Caunton Engineering designs, manufactures and erects large steel structures for construction companies. One of the most vital areas of the business is creating tenders for new and repeat business. Could the company improve its strike rate by developing its IT system?
Having taken part in successful Knowledge Transfer Partnerships in the past, Caunton knew where to turn for help. The University of Nottingham scoped the project and recommended two associates to work at Caunton over two years.
During the first year, Rami Alyazje analysed the business processes and put in recommendations, while in the second year Karim Eimoheen built this into the company’s IT system.
Having dedicated experts tackling the problem has resulted in a more integrated system that will make the bidding process more efficient, accurate and cost-effective. Vital for securing new business. Caunton is already looking to the next KTP with the University
Streamlining the bidding process
Caunton Engineering is one of the most respected names in the constructional steelwork industry. The family-owned business has been designing, manufacturing and erecting large steel frames for all the major national construction companies for almost 40 years.
The demands are great and Caunton prides itself on its innovation and ability to deliver on time, every time. But staying ahead and maintaining that reputation takes constant new thinking, and that’s when having a world-class research university just a few miles away really helps.
“Working with The University of Nottingham gives us great access to a real intellectual powerhouse,” says Caunton’s managing director, Simon Bingham. “We’ve been close to the University for many years and undertook our first KTP [Knowledge Transfer Partnership] project in 1997.”
In 2005, Caunton turned to the University again for a KTP. This project involved looking at the way the company put together estimates when bidding for work. This is a vital area when it comes to winning and retaining business and all bids have to be completed quickly and accurately; not easy with fluctuating steel prices.
The problem for the company was the lack of integration in the computer system. With different types of software not talking to each other, this meant the estimate process was not as efficient as possible. Simon approached the University’s Faculty of Engineering, and was able to take on two KTP associates over two separate years.

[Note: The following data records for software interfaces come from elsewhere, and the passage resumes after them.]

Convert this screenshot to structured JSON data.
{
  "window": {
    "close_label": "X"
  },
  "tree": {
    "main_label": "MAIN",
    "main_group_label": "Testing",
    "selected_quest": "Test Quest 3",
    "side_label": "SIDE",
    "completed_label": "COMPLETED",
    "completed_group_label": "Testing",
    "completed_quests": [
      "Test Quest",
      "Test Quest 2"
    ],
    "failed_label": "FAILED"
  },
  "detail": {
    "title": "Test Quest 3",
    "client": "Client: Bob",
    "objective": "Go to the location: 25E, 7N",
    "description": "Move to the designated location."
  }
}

Both Rami Alyazje and Karim Eimoheen bought complementary but highly valued skills to Caunton. Rami spent the first 12 months fully analysing business processes, focusing on areas such as product and process data modelling, integrated design and construction, cost modelling, economic appraisals, performance measurement and benchmarking.
Once the analysis was complete, Karim spent his year putting the theory into practice developing the company’s IT system. As a result, Caunton Engineering now has a much more streamlined system in place that is increasing the accuracy of estimates, saving the company time, reducing workload and helping to win more contracts. It’s estimated that the company’s strike rate for successful bids has increased from about one in 10, to one in five.
Naturally, Simon is delighted with the results. “This system is going to save us a lot of money every year and give us much tighter control when bidding. In fact, we’ve already saved far more than we’ve spent on re-pitching.
“To have people who can come in every day and concentrate on one thing is a huge benefit. Working with the University, which has a great understanding of the steel industry, has really pushed us forward. This is our third or fourth KTP and everyone benefits.”
The dust has barely settled on this partnership, yet Caunton is already exploring the next KTP with the University. This will focus on sustainability – a huge issue in the construction industry – and will see the company working with experts in another of Nottingham’s world-class schools.
There is little doubt that Caunton Engineering is one company reaping the full benefits of Knowledge Transfer Partnerships with The University of Nottingham.